[Dataset rows describing interfaces]
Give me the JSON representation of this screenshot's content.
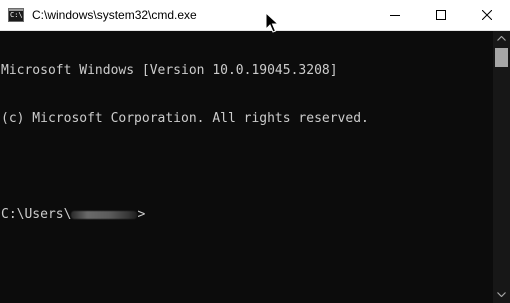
{
  "window": {
    "title": "C:\\windows\\system32\\cmd.exe",
    "icon": "cmd-icon",
    "caption_buttons": [
      "minimize-icon",
      "maximize-icon",
      "close-icon"
    ]
  },
  "console": {
    "lines": [
      "Microsoft Windows [Version 10.0.19045.3208]",
      "(c) Microsoft Corporation. All rights reserved.",
      "",
      "C:\\Users\\"
    ],
    "prompt_suffix": ">",
    "colors": {
      "background": "#0c0c0c",
      "text": "#cccccc"
    }
  }
}
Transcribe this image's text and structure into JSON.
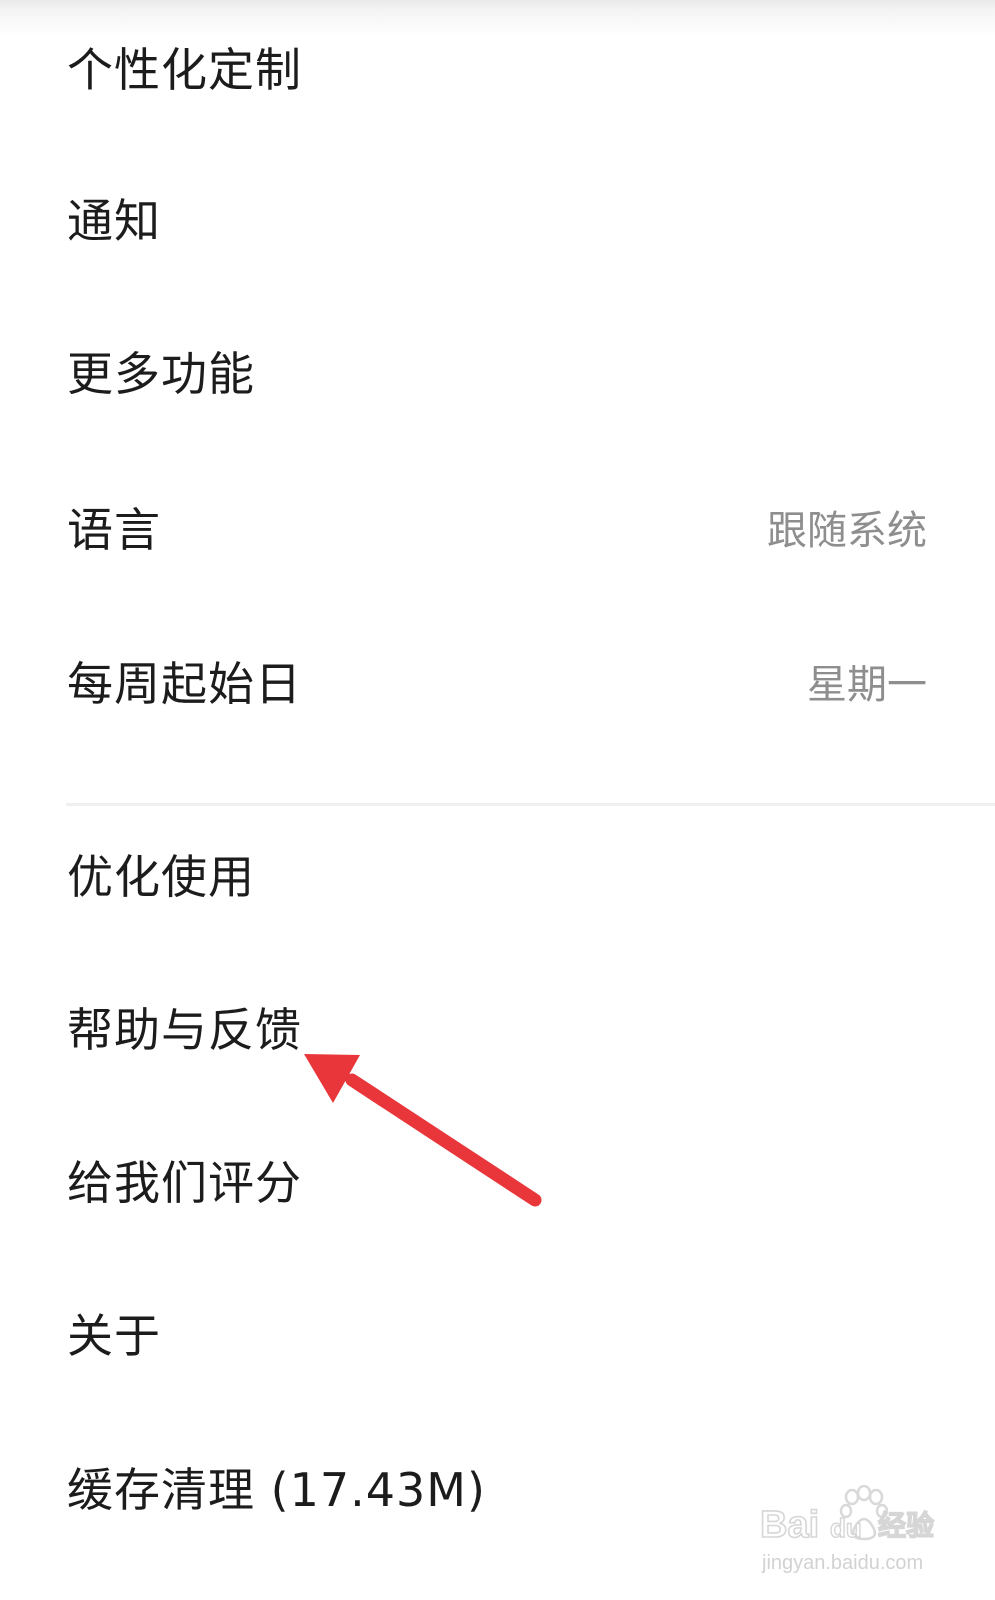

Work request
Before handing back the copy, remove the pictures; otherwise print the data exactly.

Result of this task
Give me the JSON representation of this screenshot's content.
{
  "window": {
    "title": "C:\\windows\\system32\\cmd.exe",
    "icon": "cmd-icon",
    "caption_buttons": [
      "minimize-icon",
      "maximize-icon",
      "close-icon"
    ]
  },
  "console": {
    "lines": [
      "Microsoft Windows [Version 10.0.19045.3208]",
      "(c) Microsoft Corporation. All rights reserved.",
      "",
      "C:\\Users\\"
    ],
    "prompt_suffix": ">",
    "colors": {
      "background": "#0c0c0c",
      "text": "#cccccc"
    }
  }
}
Transcribe this image's text and structure into JSON.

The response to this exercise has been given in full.